I recalled my first trek to Cansuje, one of the mountainous barangays in Argao. I passed through a lot of quilt scenery: Mount Lantoy, famous for its "Maria de Cacao" myth, the rivers and the currents, and the thick woods all profoundly green. The cold morning breeze benumbed me. Like what you see in jungle movies, monkeys used vines everywhere like a trapeze. Along the way, I saw people fetch drinking water from a nearby spring.

I used to climb our chico tree with my brother Noel when we were still in grade school. Who could ever forget "Tiririt"? She was the cute, little bird we restored to her nest.

The chico tree is still there, with the birds that fly in summer skies, mountains that never fail to give a hush-hush morning greeting, and water in abundance.

I emptied myself into the city, then came to love a place I should have always loved. Home.

Visit Argao Tourism.

Labels: ,

6 Comments:

Blogger travelphilippines said...

this is a stunner. i have seen this falls many times bein feature in local travel shows.

August 10, 2007 12:58 AM

 
Blogger talksmart said...

Thanks for the visit travelphilippines.
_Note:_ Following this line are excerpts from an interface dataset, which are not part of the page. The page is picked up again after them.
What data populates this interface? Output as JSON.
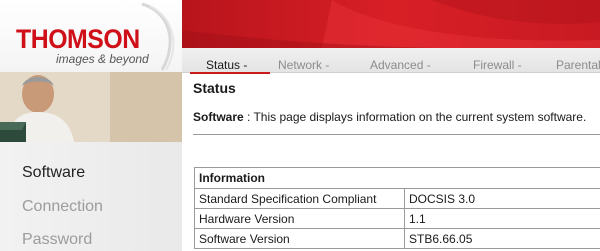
{
  "brand": {
    "name": "THOMSON",
    "tagline": "images & beyond",
    "colors": {
      "primary_red": "#cc1a1a",
      "logo_red": "#cf1018"
    }
  },
  "nav": {
    "items": [
      {
        "label": "Status -",
        "active": true
      },
      {
        "label": "Network -",
        "active": false
      },
      {
        "label": "Advanced -",
        "active": false
      },
      {
        "label": "Firewall -",
        "active": false
      },
      {
        "label": "Parental",
        "active": false
      }
    ]
  },
  "sidebar": {
    "items": [
      {
        "label": "Software",
        "active": true
      },
      {
        "label": "Connection",
        "active": false
      },
      {
        "label": "Password",
        "active": false
      }
    ]
  },
  "main": {
    "title": "Status",
    "description_label": "Software",
    "description_text": " :  This page displays information on the current system software.",
    "table": {
      "header": "Information",
      "rows": [
        {
          "label": "Standard Specification Compliant",
          "value": "DOCSIS 3.0"
        },
        {
          "label": "Hardware Version",
          "value": "1.1"
        },
        {
          "label": "Software Version",
          "value": "STB6.66.05"
        }
      ]
    }
  }
}
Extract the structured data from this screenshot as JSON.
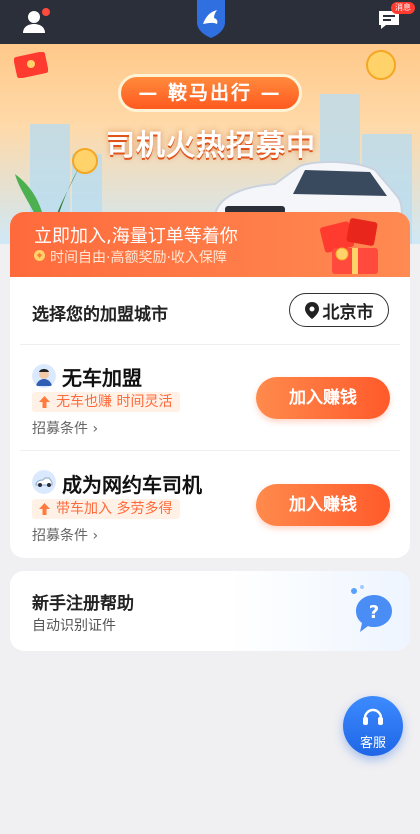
{
  "topbar": {
    "msg_badge": "消息"
  },
  "banner": {
    "brand_tag": "— 鞍马出行 —",
    "headline": "司机火热招募中"
  },
  "promo": {
    "title": "立即加入,海量订单等着你",
    "subtitle": "时间自由·高额奖励·收入保障"
  },
  "city": {
    "label": "选择您的加盟城市",
    "value": "北京市"
  },
  "options": [
    {
      "title": "无车加盟",
      "tag": "无车也赚 时间灵活",
      "conditions": "招募条件 ›",
      "button": "加入赚钱"
    },
    {
      "title": "成为网约车司机",
      "tag": "带车加入 多劳多得",
      "conditions": "招募条件 ›",
      "button": "加入赚钱"
    }
  ],
  "help": {
    "title": "新手注册帮助",
    "subtitle": "自动识别证件"
  },
  "service": {
    "label": "客服"
  },
  "colors": {
    "accent": "#ff5a2a",
    "topbar": "#2b2f3a",
    "service": "#1f66e6"
  }
}
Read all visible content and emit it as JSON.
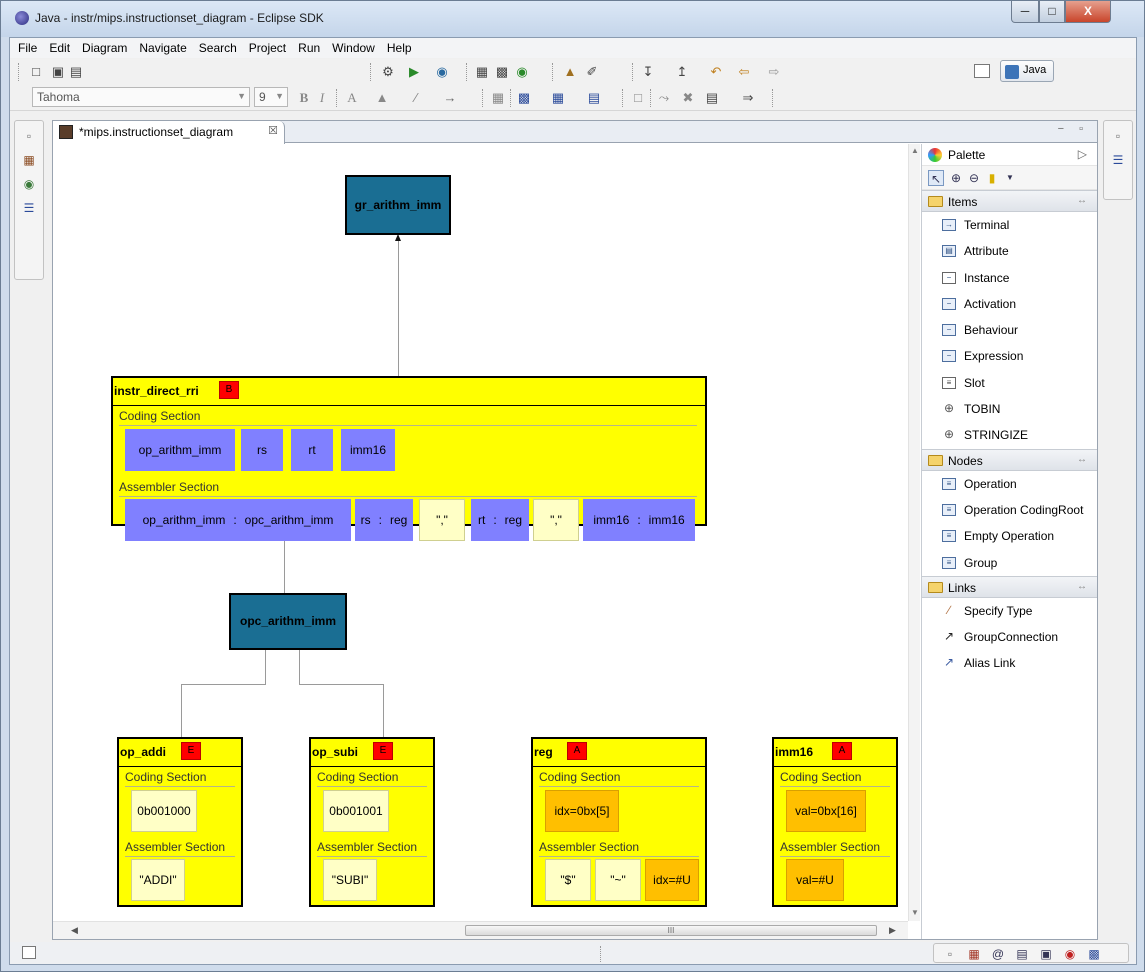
{
  "window": {
    "title": "Java - instr/mips.instructionset_diagram - Eclipse SDK",
    "minimize_glyph": "─",
    "maximize_glyph": "□",
    "close_glyph": "X"
  },
  "menu": [
    "File",
    "Edit",
    "Diagram",
    "Navigate",
    "Search",
    "Project",
    "Run",
    "Window",
    "Help"
  ],
  "toolbar": {
    "font_name": "Tahoma",
    "font_size": "9",
    "bold_label": "B",
    "italic_label": "I",
    "font_color_label": "A",
    "perspective_label": "Java"
  },
  "editor": {
    "tab_label": "*mips.instructionset_diagram",
    "tab_close": "☒",
    "view_controls": "− ▫"
  },
  "diagram": {
    "groups": {
      "gr_arithm_imm": "gr_arithm_imm",
      "opc_arithm_imm": "opc_arithm_imm"
    },
    "instr": {
      "title": "instr_direct_rri",
      "badge": "B",
      "coding_title": "Coding Section",
      "coding_fields": [
        "op_arithm_imm",
        "rs",
        "rt",
        "imm16"
      ],
      "assembler_title": "Assembler Section",
      "asm_fields": [
        {
          "a": "op_arithm_imm",
          "sep": ":",
          "b": "opc_arithm_imm"
        },
        {
          "a": "rs",
          "sep": ":",
          "b": "reg"
        },
        {
          "text": "\",\""
        },
        {
          "a": "rt",
          "sep": ":",
          "b": "reg"
        },
        {
          "text": "\",\""
        },
        {
          "a": "imm16",
          "sep": ":",
          "b": "imm16"
        }
      ]
    },
    "op_addi": {
      "title": "op_addi",
      "badge": "E",
      "coding_title": "Coding Section",
      "coding": "0b001000",
      "assembler_title": "Assembler Section",
      "asm": "\"ADDI\""
    },
    "op_subi": {
      "title": "op_subi",
      "badge": "E",
      "coding_title": "Coding Section",
      "coding": "0b001001",
      "assembler_title": "Assembler Section",
      "asm": "\"SUBI\""
    },
    "reg": {
      "title": "reg",
      "badge": "A",
      "coding_title": "Coding Section",
      "coding": "idx=0bx[5]",
      "assembler_title": "Assembler Section",
      "asm": [
        "\"$\"",
        "\"~\"",
        "idx=#U"
      ]
    },
    "imm16": {
      "title": "imm16",
      "badge": "A",
      "coding_title": "Coding Section",
      "coding": "val=0bx[16]",
      "assembler_title": "Assembler Section",
      "asm": "val=#U"
    }
  },
  "palette": {
    "title": "Palette",
    "more_glyph": "▷",
    "drawers": {
      "items": {
        "label": "Items",
        "entries": [
          "Terminal",
          "Attribute",
          "Instance",
          "Activation",
          "Behaviour",
          "Expression",
          "Slot",
          "TOBIN",
          "STRINGIZE"
        ]
      },
      "nodes": {
        "label": "Nodes",
        "entries": [
          "Operation",
          "Operation CodingRoot",
          "Empty Operation",
          "Group"
        ]
      },
      "links": {
        "label": "Links",
        "entries": [
          "Specify Type",
          "GroupConnection",
          "Alias Link"
        ]
      }
    }
  },
  "scroll": {
    "thumb_grip": "III"
  }
}
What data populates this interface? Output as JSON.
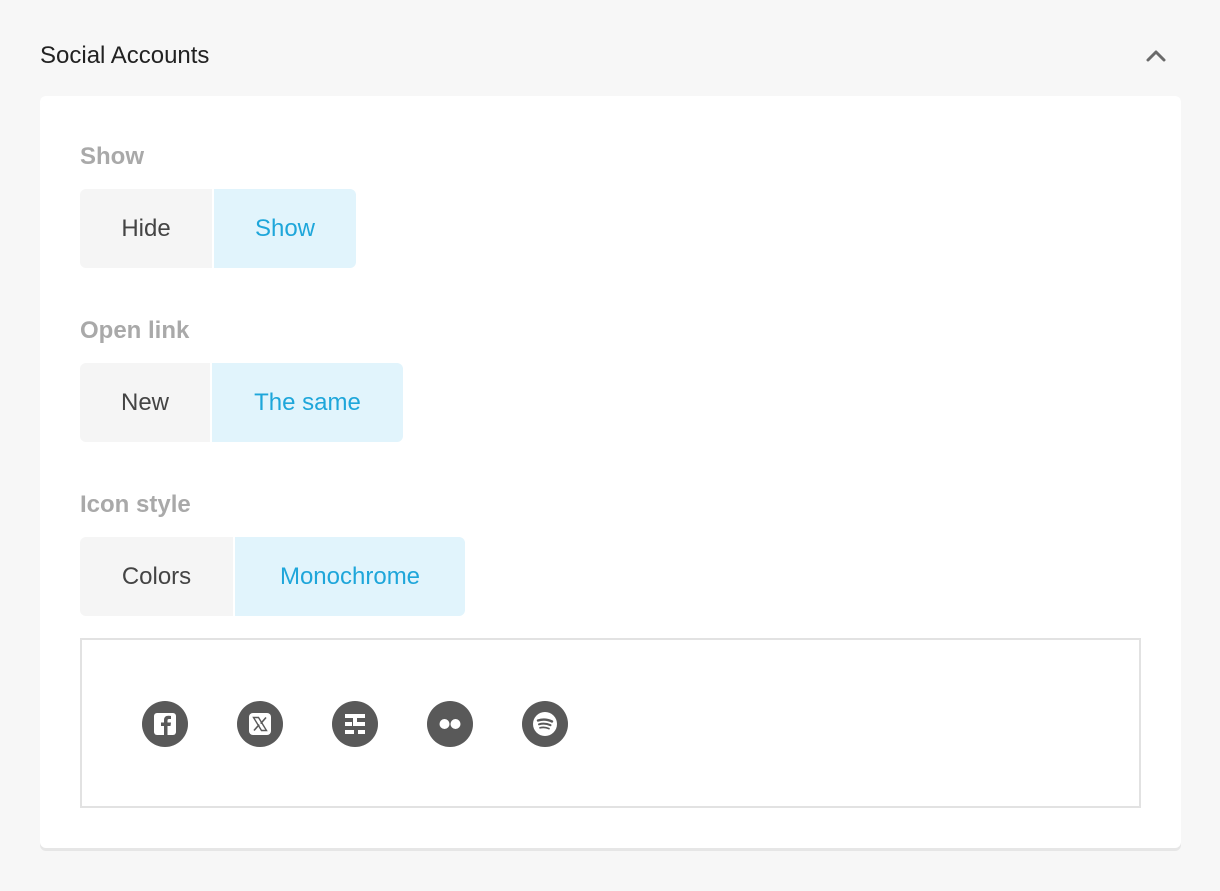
{
  "section": {
    "title": "Social Accounts"
  },
  "show": {
    "label": "Show",
    "options": [
      "Hide",
      "Show"
    ],
    "selected": "Show"
  },
  "open_link": {
    "label": "Open link",
    "options": [
      "New",
      "The same"
    ],
    "selected": "The same"
  },
  "icon_style": {
    "label": "Icon style",
    "options": [
      "Colors",
      "Monochrome"
    ],
    "selected": "Monochrome"
  },
  "preview": {
    "icons": [
      "facebook-icon",
      "x-twitter-icon",
      "discord-like-icon",
      "flickr-icon",
      "spotify-icon"
    ]
  },
  "colors": {
    "accent": "#1ea6da",
    "accent_bg": "#e1f4fc",
    "icon_fill": "#595959"
  }
}
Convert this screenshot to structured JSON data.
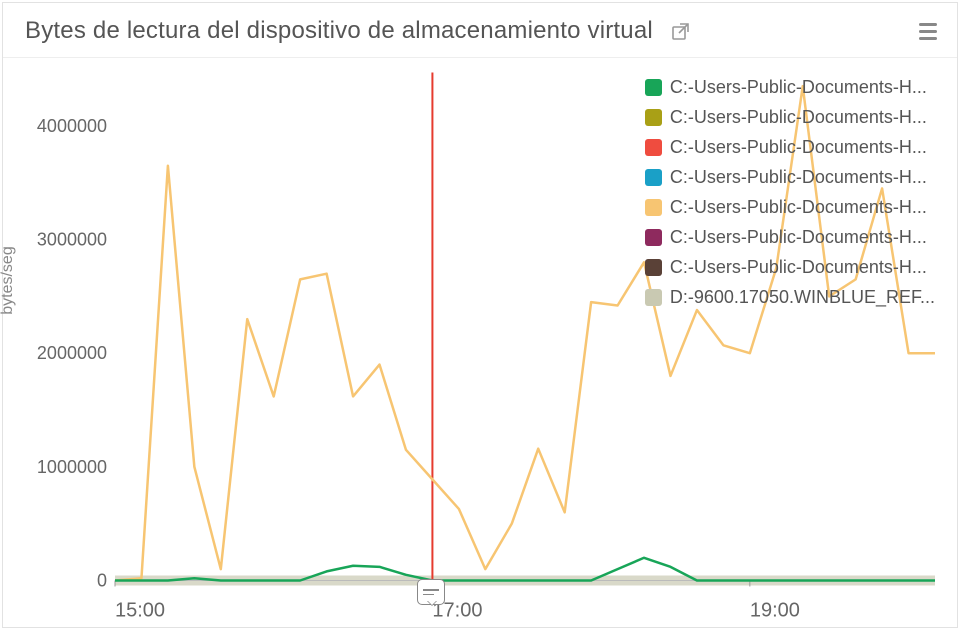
{
  "title": "Bytes de lectura del dispositivo de almacenamiento virtual",
  "ylabel": "bytes/seg",
  "legend": [
    {
      "label": "C:-Users-Public-Documents-H...",
      "color": "#18a558"
    },
    {
      "label": "C:-Users-Public-Documents-H...",
      "color": "#a9a016"
    },
    {
      "label": "C:-Users-Public-Documents-H...",
      "color": "#ef4c3f"
    },
    {
      "label": "C:-Users-Public-Documents-H...",
      "color": "#1aa0c7"
    },
    {
      "label": "C:-Users-Public-Documents-H...",
      "color": "#f7c572"
    },
    {
      "label": "C:-Users-Public-Documents-H...",
      "color": "#8e2a5e"
    },
    {
      "label": "C:-Users-Public-Documents-H...",
      "color": "#5a4137"
    },
    {
      "label": "D:-9600.17050.WINBLUE_REF...",
      "color": "#c9c9b2"
    }
  ],
  "yticks": [
    0,
    1000000,
    2000000,
    3000000,
    4000000
  ],
  "xticks": [
    "15:00",
    "17:00",
    "19:00"
  ],
  "chart_data": {
    "type": "line",
    "xlabel": "",
    "ylabel": "bytes/seg",
    "title": "Bytes de lectura del dispositivo de almacenamiento virtual",
    "ylim": [
      0,
      4400000
    ],
    "x_times_minutes": [
      900,
      910,
      920,
      930,
      940,
      950,
      960,
      970,
      980,
      990,
      1000,
      1010,
      1020,
      1030,
      1040,
      1050,
      1060,
      1070,
      1080,
      1090,
      1100,
      1110,
      1120,
      1130,
      1140,
      1150,
      1160,
      1170,
      1180,
      1190,
      1200,
      1210
    ],
    "series": [
      {
        "name": "orange",
        "color": "#f7c572",
        "values": [
          0,
          20000,
          3650000,
          1000000,
          100000,
          2300000,
          1620000,
          2650000,
          2700000,
          1620000,
          1900000,
          1150000,
          890000,
          630000,
          100000,
          500000,
          1160000,
          600000,
          2450000,
          2420000,
          2800000,
          1800000,
          2380000,
          2070000,
          2000000,
          2750000,
          4350000,
          2500000,
          2650000,
          3450000,
          2000000,
          2000000
        ]
      },
      {
        "name": "green",
        "color": "#18a558",
        "values": [
          0,
          0,
          0,
          20000,
          0,
          0,
          0,
          0,
          80000,
          130000,
          120000,
          50000,
          0,
          0,
          0,
          0,
          0,
          0,
          0,
          100000,
          200000,
          120000,
          0,
          0,
          0,
          0,
          0,
          0,
          0,
          0,
          0,
          0
        ]
      },
      {
        "name": "grey-base",
        "color": "#c9c9b2",
        "values": [
          0,
          0,
          0,
          0,
          0,
          0,
          0,
          0,
          0,
          0,
          0,
          0,
          0,
          0,
          0,
          0,
          0,
          0,
          0,
          0,
          0,
          0,
          0,
          0,
          0,
          0,
          0,
          0,
          0,
          0,
          0,
          0
        ]
      }
    ],
    "marker": {
      "x_minutes": 1020,
      "color": "#e63b2e"
    },
    "xtick_minutes": [
      900,
      1020,
      1140
    ]
  }
}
Bugasok Falls is a hidden beauty, located a little far from the town center. It is a great hiding place for those wanting peace and serenity amidst the running waters and the greens.

August 10, 2007 1:47 AM

 
Blogger Midas said...

I have never made it to Argao, but it's only a pumpboat ride away from Panglao Bohol. I wish I went since it's so pretty!

August 12, 2007 1:49 AM

 
Blogger talksmart said...

midas, yes it is. You should visit the town when you can :-)

August 12, 2007 11:43 AM

 
Anonymous xBBgurLx said...

awwss... nice description of my hometown :) hehehe.. i miss that place.. lucky you.. u only have to take a bus to go back home.. but for me.. i need to cross the pacific ocean just to enjoy the company of argao philippines :D.. last summer vacation i actually went back home.. and i went to BALAY SA AGTA cave.. and it was awesome..!! although i was practically crawling on the ground bcoz it was very slippery [rainy season] and ripped my pants! it was worth it! :)

February 01, 2008 1:18 PM

 
Blogger Rudy Colipapa Kintanar said...

Interesting observations presented in easy to read format.
Keep us updated in your travels and with your views.

My memories of Argao started from the day I was born in Media at my grandfather's house. To the idyllic childhood by Argao River with my grandfather, Ananias "Ti Aning" Kintanar telling us during typhoons when Argao River was flooding to move to his house in San Miguel St. away from the rampaging river.
My Primary School years was at Canbanua Primary School under my mother (Antipas Kintanar) in Grade One.
I was there when the Reservoir was built and the ancient burial site was dug on the side of the hill near Canbanua Primary School. I saw the ring of pure gold (it was soft and flexible).
I used to gather guavas for snacks in that hill then.

October 23, 2008 8:12 PM

 

Links to this post:

Create a Link

<< Home

More Interesting Stories

Related Posts with Thumbnails